Extracted information START

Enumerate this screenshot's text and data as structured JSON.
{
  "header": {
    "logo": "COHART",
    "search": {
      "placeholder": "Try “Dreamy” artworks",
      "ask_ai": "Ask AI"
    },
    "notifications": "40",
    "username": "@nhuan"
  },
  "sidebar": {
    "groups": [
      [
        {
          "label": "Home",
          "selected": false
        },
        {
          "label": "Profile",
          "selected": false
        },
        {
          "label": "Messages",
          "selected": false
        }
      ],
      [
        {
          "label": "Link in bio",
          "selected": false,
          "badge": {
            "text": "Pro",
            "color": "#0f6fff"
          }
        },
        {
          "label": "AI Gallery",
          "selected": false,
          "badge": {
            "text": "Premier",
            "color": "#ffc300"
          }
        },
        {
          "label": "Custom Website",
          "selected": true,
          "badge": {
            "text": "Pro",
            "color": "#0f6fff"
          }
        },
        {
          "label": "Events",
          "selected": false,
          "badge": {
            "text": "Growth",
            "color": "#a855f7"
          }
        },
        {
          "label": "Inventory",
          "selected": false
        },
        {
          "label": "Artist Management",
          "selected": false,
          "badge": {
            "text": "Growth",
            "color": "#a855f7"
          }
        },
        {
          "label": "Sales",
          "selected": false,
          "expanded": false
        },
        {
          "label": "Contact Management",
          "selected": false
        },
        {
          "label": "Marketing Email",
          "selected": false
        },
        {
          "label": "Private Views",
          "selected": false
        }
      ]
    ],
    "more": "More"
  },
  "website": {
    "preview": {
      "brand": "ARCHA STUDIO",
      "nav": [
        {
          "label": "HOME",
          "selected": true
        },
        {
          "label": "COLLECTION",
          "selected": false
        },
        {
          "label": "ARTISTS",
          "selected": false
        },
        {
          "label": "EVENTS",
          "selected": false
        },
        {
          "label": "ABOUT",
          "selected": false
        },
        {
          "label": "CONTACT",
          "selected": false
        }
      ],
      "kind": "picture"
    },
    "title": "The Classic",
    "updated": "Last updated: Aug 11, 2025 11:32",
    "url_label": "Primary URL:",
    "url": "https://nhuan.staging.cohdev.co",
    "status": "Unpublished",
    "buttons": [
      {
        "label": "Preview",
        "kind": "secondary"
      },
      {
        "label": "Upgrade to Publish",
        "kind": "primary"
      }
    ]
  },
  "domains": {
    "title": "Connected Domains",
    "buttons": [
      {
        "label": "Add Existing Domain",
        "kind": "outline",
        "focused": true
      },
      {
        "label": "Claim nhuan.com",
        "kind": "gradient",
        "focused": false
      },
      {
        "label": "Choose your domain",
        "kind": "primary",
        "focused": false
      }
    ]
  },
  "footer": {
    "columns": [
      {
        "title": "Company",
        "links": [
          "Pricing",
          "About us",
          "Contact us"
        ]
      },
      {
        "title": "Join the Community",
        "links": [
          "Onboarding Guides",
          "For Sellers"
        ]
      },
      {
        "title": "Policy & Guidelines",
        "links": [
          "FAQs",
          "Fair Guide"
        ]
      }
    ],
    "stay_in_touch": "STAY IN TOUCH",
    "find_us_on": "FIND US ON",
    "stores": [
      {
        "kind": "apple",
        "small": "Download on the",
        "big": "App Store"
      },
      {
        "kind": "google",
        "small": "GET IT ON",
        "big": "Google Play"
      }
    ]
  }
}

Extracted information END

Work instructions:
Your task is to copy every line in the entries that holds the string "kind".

Task output:
      "kind": "picture"
        "kind": "secondary"
        "kind": "primary"
        "kind": "outline",
        "kind": "gradient",
        "kind": "primary",
        "kind": "apple",
        "kind": "google",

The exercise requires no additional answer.